[Stored items]
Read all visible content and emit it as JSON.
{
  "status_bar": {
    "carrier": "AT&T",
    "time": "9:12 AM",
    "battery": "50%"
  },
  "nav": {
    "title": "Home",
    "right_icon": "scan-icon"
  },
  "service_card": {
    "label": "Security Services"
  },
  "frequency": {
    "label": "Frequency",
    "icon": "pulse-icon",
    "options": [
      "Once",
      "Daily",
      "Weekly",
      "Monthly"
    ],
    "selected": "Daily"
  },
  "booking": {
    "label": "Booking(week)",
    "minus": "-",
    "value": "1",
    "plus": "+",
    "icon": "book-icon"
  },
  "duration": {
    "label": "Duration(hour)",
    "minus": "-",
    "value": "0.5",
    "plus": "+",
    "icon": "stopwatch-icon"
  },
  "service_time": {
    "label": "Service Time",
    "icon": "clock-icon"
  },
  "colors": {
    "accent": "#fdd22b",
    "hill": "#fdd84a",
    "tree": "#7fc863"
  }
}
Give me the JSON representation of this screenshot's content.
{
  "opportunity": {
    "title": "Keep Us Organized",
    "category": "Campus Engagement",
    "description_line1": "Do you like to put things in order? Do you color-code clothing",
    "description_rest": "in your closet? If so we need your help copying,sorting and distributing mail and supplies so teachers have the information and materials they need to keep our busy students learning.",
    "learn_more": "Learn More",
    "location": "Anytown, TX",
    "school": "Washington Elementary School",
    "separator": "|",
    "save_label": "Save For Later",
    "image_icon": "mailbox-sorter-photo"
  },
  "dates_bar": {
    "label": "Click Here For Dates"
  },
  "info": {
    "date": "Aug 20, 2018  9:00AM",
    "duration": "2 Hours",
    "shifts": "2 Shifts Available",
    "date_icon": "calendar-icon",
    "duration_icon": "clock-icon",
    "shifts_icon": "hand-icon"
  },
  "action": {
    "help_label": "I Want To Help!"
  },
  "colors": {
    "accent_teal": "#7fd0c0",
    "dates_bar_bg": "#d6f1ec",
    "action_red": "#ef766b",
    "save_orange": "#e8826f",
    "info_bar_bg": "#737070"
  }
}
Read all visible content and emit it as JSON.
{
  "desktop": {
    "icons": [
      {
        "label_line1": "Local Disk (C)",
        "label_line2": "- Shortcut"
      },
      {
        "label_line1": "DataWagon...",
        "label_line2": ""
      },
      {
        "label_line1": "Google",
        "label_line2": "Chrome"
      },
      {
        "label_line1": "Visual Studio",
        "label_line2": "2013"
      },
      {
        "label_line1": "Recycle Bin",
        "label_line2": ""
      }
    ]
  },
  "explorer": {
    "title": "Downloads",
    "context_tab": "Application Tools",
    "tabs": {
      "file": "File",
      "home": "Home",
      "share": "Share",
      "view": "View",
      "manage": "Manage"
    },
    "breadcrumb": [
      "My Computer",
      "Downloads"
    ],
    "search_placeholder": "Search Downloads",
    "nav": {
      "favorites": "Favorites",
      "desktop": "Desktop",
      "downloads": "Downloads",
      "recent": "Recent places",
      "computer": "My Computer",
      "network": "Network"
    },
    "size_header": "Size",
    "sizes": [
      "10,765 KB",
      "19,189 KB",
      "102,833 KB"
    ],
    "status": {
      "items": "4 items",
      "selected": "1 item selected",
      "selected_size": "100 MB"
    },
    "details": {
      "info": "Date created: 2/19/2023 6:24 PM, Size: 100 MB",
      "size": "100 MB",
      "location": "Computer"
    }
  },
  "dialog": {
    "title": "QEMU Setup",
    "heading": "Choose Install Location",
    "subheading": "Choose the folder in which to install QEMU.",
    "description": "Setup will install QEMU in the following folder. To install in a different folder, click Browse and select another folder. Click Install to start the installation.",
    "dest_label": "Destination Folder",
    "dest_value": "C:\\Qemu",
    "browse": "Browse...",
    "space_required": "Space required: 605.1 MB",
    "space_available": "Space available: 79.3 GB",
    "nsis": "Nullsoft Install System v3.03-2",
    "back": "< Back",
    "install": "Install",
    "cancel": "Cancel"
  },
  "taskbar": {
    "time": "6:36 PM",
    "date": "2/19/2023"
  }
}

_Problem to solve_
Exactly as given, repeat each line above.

_Task solution_
Read all visible content and emit it as JSON.
{
  "status_bar": {
    "carrier": "AT&T",
    "time": "9:12 AM",
    "battery": "50%"
  },
  "nav": {
    "title": "Home",
    "right_icon": "scan-icon"
  },
  "service_card": {
    "label": "Security Services"
  },
  "frequency": {
    "label": "Frequency",
    "icon": "pulse-icon",
    "options": [
      "Once",
      "Daily",
      "Weekly",
      "Monthly"
    ],
    "selected": "Daily"
  },
  "booking": {
    "label": "Booking(week)",
    "minus": "-",
    "value": "1",
    "plus": "+",
    "icon": "book-icon"
  },
  "duration": {
    "label": "Duration(hour)",
    "minus": "-",
    "value": "0.5",
    "plus": "+",
    "icon": "stopwatch-icon"
  },
  "service_time": {
    "label": "Service Time",
    "icon": "clock-icon"
  },
  "colors": {
    "accent": "#fdd22b",
    "hill": "#fdd84a",
    "tree": "#7fc863"
  }
}
Give me the JSON representation of this screenshot's content.
{
  "opportunity": {
    "title": "Keep Us Organized",
    "category": "Campus Engagement",
    "description_line1": "Do you like to put things in order? Do you color-code clothing",
    "description_rest": "in your closet? If so we need your help copying,sorting and distributing mail and supplies so teachers have the information and materials they need to keep our busy students learning.",
    "learn_more": "Learn More",
    "location": "Anytown, TX",
    "school": "Washington Elementary School",
    "separator": "|",
    "save_label": "Save For Later",
    "image_icon": "mailbox-sorter-photo"
  },
  "dates_bar": {
    "label": "Click Here For Dates"
  },
  "info": {
    "date": "Aug 20, 2018  9:00AM",
    "duration": "2 Hours",
    "shifts": "2 Shifts Available",
    "date_icon": "calendar-icon",
    "duration_icon": "clock-icon",
    "shifts_icon": "hand-icon"
  },
  "action": {
    "help_label": "I Want To Help!"
  },
  "colors": {
    "accent_teal": "#7fd0c0",
    "dates_bar_bg": "#d6f1ec",
    "action_red": "#ef766b",
    "save_orange": "#e8826f",
    "info_bar_bg": "#737070"
  }
}
Read all visible content and emit it as JSON.
{
  "desktop": {
    "icons": [
      {
        "label_line1": "Local Disk (C)",
        "label_line2": "- Shortcut"
      },
      {
        "label_line1": "DataWagon...",
        "label_line2": ""
      },
      {
        "label_line1": "Google",
        "label_line2": "Chrome"
      },
      {
        "label_line1": "Visual Studio",
        "label_line2": "2013"
      },
      {
        "label_line1": "Recycle Bin",
        "label_line2": ""
      }
    ]
  },
  "explorer": {
    "title": "Downloads",
    "context_tab": "Application Tools",
    "tabs": {
      "file": "File",
      "home": "Home",
      "share": "Share",
      "view": "View",
      "manage": "Manage"
    },
    "breadcrumb": [
      "My Computer",
      "Downloads"
    ],
    "search_placeholder": "Search Downloads",
    "nav": {
      "favorites": "Favorites",
      "desktop": "Desktop",
      "downloads": "Downloads",
      "recent": "Recent places",
      "computer": "My Computer",
      "network": "Network"
    },
    "size_header": "Size",
    "sizes": [
      "10,765 KB",
      "19,189 KB",
      "102,833 KB"
    ],
    "status": {
      "items": "4 items",
      "selected": "1 item selected",
      "selected_size": "100 MB"
    },
    "details": {
      "info": "Date created: 2/19/2023 6:24 PM, Size: 100 MB",
      "size": "100 MB",
      "location": "Computer"
    }
  },
  "dialog": {
    "title": "QEMU Setup",
    "heading": "Choose Install Location",
    "subheading": "Choose the folder in which to install QEMU.",
    "description": "Setup will install QEMU in the following folder. To install in a different folder, click Browse and select another folder. Click Install to start the installation.",
    "dest_label": "Destination Folder",
    "dest_value": "C:\\Qemu",
    "browse": "Browse...",
    "space_required": "Space required: 605.1 MB",
    "space_available": "Space available: 79.3 GB",
    "nsis": "Nullsoft Install System v3.03-2",
    "back": "< Back",
    "install": "Install",
    "cancel": "Cancel"
  },
  "taskbar": {
    "time": "6:36 PM",
    "date": "2/19/2023"
  }
}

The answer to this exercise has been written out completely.